As someone who’s watched Bankman-Fried rather intently over the last year or so, he’s always come across to me as someone who is so confident in his own intelligence and abilities that he believes he can outwit anyone. This could potentially include his own lawyers. If his defense team doesn’t have the full story from him, or if he’s not being helpful in providing information to formulate his defense, he could be sabotaging his very own strategy. Some obstinance on his part seemed to come through in August when, despite pleas from his defense team to the judge for more access to their client, Bankman-Fried refused to meet with his own lawyers because the jailhouse Internet was slow and the provided laptop battery was weak.
Will Bankman-Fried testify?
It seems to me that Bankman-Fried’s best chance at this point is to keep his mouth shut and hope that the jury — or at least one single juror — hasn’t found the government’s case to be convincing.
Putting the sometimes abrasive Bankman-Fried on the witness stand seems like a surefire way to turn the jury against him, and he will face tough questions from the prosecution for which he may not be prepared. His usual approaches of trying to dodge questions he doesn’t want to answer, or dance around them in long-winded but insubstantial responses, aren’t likely to hold up well in front of experienced cross-examination under oath, with a prosecution team equipped with an arsenal of evidence to rebut any falsehoods.
Even if he seems destined for conviction one way or another, he still has much left to lose if he takes the stand: he could still convince the jury to convict him on more charges than they otherwise might have, or cause the judge to impose a longer sentence, or cut off possible avenues for appeal.
Your average person would probably take their defense counsel’s advice and clam up. Sam Bankman-Fried is not your average person. The man who seems endlessly confident in his own abilities to talk his way out of trouble, who has spoken of his willingness to take huge risks in the hopes of even a small chance at an outsized reward, is exactly the type of person who might avail himself of the judge’s offer: if he wants to testify, even if his lawyers have advised him not to, all he has to do is stand up.

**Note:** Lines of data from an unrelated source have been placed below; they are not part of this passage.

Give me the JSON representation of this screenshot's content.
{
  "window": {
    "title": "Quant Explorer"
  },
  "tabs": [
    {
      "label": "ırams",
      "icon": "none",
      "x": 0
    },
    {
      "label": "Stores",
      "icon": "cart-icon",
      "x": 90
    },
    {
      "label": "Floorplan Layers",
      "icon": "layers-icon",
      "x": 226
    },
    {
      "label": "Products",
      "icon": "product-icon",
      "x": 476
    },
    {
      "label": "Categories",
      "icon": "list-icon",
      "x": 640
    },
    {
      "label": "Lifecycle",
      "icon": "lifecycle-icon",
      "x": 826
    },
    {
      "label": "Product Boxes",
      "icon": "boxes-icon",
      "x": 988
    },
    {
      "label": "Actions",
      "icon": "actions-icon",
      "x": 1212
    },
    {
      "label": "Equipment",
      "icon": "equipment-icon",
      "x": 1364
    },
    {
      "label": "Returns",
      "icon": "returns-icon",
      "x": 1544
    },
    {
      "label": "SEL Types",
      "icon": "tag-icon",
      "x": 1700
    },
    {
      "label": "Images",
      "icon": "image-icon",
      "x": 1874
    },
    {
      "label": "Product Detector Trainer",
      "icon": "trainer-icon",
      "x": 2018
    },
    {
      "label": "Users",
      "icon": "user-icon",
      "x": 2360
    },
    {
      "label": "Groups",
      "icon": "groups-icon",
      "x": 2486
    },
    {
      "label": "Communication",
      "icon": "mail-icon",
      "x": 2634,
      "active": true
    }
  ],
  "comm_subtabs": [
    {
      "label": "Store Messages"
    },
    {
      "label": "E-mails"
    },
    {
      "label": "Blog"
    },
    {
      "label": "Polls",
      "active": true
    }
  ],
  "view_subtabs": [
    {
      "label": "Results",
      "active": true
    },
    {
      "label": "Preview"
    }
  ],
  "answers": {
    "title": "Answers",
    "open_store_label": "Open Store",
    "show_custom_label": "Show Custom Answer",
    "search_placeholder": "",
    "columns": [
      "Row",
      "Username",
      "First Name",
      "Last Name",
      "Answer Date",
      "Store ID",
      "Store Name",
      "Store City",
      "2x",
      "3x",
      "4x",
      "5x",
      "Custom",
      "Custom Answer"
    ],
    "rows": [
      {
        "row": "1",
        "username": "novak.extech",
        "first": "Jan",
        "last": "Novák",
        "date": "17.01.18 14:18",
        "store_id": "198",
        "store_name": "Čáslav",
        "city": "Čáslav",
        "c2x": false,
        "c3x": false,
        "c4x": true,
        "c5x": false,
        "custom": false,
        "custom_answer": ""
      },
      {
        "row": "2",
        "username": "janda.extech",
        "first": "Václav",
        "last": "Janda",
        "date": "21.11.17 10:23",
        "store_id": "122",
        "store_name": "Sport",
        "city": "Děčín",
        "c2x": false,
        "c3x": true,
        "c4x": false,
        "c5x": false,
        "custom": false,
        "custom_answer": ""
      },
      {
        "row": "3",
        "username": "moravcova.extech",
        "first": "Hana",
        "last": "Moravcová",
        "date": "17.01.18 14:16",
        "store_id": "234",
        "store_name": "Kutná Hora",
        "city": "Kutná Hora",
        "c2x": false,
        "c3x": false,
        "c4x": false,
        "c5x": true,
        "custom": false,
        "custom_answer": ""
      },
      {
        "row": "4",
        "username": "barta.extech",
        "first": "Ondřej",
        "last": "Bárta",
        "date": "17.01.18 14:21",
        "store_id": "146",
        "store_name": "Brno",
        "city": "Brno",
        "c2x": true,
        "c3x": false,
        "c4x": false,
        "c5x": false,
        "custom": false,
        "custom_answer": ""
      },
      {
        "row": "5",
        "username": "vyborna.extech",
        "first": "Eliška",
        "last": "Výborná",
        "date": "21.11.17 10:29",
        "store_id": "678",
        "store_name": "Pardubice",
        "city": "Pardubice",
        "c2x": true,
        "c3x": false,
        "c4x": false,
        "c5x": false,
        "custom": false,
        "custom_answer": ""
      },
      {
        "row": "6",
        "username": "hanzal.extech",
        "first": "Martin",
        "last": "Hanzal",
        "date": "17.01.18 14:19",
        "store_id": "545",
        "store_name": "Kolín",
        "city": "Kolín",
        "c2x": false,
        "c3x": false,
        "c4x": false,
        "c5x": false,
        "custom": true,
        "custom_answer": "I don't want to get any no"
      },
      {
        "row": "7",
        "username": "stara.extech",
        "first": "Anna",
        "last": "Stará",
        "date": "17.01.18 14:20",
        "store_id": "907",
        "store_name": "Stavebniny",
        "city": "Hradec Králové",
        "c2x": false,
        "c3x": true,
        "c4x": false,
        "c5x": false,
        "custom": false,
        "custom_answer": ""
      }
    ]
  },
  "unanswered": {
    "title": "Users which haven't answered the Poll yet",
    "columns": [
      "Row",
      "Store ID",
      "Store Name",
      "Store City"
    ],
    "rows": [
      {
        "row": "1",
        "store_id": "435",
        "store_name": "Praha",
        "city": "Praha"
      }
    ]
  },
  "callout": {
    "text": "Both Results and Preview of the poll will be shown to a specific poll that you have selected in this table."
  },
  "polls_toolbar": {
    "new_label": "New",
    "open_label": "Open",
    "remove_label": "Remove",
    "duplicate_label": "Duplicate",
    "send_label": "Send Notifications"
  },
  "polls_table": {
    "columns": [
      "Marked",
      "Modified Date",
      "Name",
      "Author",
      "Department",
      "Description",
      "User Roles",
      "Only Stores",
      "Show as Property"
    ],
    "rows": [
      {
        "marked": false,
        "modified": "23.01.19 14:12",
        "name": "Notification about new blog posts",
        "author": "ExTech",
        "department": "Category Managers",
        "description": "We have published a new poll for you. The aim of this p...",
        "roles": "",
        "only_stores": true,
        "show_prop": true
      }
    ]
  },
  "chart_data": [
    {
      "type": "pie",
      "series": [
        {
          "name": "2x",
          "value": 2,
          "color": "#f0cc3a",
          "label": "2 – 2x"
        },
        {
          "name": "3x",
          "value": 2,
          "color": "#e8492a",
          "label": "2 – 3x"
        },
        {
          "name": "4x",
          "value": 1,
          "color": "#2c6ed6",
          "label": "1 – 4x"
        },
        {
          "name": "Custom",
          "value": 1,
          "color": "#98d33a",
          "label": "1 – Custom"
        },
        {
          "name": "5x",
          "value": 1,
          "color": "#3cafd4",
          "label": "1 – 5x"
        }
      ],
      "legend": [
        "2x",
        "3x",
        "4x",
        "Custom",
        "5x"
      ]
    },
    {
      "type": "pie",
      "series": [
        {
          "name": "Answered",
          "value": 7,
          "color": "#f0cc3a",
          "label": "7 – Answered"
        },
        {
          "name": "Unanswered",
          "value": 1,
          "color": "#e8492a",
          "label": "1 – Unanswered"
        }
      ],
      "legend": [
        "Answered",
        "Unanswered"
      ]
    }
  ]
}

Thursday was the last day of court this week, and the trial won’t resume until next Thursday, the 26th. Although the prosecution has suggested a long list of witnesses they might call in previous days and weeks, it seems they’ve only got three witnesses left in the running to appear during the single day remaining in their case next week: an FBI agent, an investor, and a customer. This means that Ramnik Arora and Delaney Ornelas, two FTX employees who were listed as possible witnesses, are no longer slated to testify in the government’s case.
Current estimates put the case a bit ahead of schedule, with the defense predicted to wrap up on November 3.
Social image created with images from Cohen & Gresser.
“Paul Weiss Drops Ex-FTX CEO Bankman-Fried on Conflicts”, Bloomberg Law.